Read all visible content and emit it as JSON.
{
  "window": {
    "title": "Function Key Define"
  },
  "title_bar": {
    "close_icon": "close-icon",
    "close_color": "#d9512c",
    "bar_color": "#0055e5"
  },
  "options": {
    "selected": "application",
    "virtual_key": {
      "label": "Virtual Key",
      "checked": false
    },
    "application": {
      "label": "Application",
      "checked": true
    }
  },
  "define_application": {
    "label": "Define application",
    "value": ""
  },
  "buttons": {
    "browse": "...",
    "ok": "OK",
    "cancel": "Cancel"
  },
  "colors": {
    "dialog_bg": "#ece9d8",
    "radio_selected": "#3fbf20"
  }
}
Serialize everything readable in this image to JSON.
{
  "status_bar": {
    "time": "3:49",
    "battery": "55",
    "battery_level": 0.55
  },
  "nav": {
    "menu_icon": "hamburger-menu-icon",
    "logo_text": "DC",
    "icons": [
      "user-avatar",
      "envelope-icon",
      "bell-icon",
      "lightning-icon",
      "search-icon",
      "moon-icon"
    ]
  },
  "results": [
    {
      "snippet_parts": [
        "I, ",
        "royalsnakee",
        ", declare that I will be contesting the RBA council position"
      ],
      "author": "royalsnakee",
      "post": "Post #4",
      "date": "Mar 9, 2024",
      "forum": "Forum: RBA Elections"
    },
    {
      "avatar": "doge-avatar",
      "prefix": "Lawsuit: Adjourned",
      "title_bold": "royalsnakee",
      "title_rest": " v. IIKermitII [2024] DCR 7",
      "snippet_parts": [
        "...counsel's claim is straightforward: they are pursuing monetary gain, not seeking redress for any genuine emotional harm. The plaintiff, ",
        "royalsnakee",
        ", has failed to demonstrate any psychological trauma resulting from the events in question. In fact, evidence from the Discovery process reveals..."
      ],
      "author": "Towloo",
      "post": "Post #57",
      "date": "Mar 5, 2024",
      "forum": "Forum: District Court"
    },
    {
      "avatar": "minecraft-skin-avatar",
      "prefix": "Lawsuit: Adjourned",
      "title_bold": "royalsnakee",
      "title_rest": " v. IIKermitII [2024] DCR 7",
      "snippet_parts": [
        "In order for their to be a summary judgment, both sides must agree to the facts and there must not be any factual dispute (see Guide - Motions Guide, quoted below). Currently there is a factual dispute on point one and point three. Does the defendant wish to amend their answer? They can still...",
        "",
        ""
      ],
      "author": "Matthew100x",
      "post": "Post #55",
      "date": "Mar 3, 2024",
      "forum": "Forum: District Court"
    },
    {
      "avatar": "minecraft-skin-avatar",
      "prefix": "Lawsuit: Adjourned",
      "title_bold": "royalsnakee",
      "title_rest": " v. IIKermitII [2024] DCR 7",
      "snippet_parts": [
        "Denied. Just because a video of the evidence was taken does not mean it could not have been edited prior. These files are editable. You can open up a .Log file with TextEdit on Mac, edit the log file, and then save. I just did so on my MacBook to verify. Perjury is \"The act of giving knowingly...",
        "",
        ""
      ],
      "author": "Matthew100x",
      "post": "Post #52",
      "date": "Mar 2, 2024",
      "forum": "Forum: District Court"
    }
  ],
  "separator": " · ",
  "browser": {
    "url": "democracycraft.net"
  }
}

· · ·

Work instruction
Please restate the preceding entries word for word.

Result for this task
Read all visible content and emit it as JSON.
{
  "window": {
    "title": "Function Key Define"
  },
  "title_bar": {
    "close_icon": "close-icon",
    "close_color": "#d9512c",
    "bar_color": "#0055e5"
  },
  "options": {
    "selected": "application",
    "virtual_key": {
      "label": "Virtual Key",
      "checked": false
    },
    "application": {
      "label": "Application",
      "checked": true
    }
  },
  "define_application": {
    "label": "Define application",
    "value": ""
  },
  "buttons": {
    "browse": "...",
    "ok": "OK",
    "cancel": "Cancel"
  },
  "colors": {
    "dialog_bg": "#ece9d8",
    "radio_selected": "#3fbf20"
  }
}
Serialize everything readable in this image to JSON.
{
  "status_bar": {
    "time": "3:49",
    "battery": "55",
    "battery_level": 0.55
  },
  "nav": {
    "menu_icon": "hamburger-menu-icon",
    "logo_text": "DC",
    "icons": [
      "user-avatar",
      "envelope-icon",
      "bell-icon",
      "lightning-icon",
      "search-icon",
      "moon-icon"
    ]
  },
  "results": [
    {
      "snippet_parts": [
        "I, ",
        "royalsnakee",
        ", declare that I will be contesting the RBA council position"
      ],
      "author": "royalsnakee",
      "post": "Post #4",
      "date": "Mar 9, 2024",
      "forum": "Forum: RBA Elections"
    },
    {
      "avatar": "doge-avatar",
      "prefix": "Lawsuit: Adjourned",
      "title_bold": "royalsnakee",
      "title_rest": " v. IIKermitII [2024] DCR 7",
      "snippet_parts": [
        "...counsel's claim is straightforward: they are pursuing monetary gain, not seeking redress for any genuine emotional harm. The plaintiff, ",
        "royalsnakee",
        ", has failed to demonstrate any psychological trauma resulting from the events in question. In fact, evidence from the Discovery process reveals..."
      ],
      "author": "Towloo",
      "post": "Post #57",
      "date": "Mar 5, 2024",
      "forum": "Forum: District Court"
    },
    {
      "avatar": "minecraft-skin-avatar",
      "prefix": "Lawsuit: Adjourned",
      "title_bold": "royalsnakee",
      "title_rest": " v. IIKermitII [2024] DCR 7",
      "snippet_parts": [
        "In order for their to be a summary judgment, both sides must agree to the facts and there must not be any factual dispute (see Guide - Motions Guide, quoted below). Currently there is a factual dispute on point one and point three. Does the defendant wish to amend their answer? They can still...",
        "",
        ""
      ],
      "author": "Matthew100x",
      "post": "Post #55",
      "date": "Mar 3, 2024",
      "forum": "Forum: District Court"
    },
    {
      "avatar": "minecraft-skin-avatar",
      "prefix": "Lawsuit: Adjourned",
      "title_bold": "royalsnakee",
      "title_rest": " v. IIKermitII [2024] DCR 7",
      "snippet_parts": [
        "Denied. Just because a video of the evidence was taken does not mean it could not have been edited prior. These files are editable. You can open up a .Log file with TextEdit on Mac, edit the log file, and then save. I just did so on my MacBook to verify. Perjury is \"The act of giving knowingly...",
        "",
        ""
      ],
      "author": "Matthew100x",
      "post": "Post #52",
      "date": "Mar 2, 2024",
      "forum": "Forum: District Court"
    }
  ],
  "separator": " · ",
  "browser": {
    "url": "democracycraft.net"
  }
}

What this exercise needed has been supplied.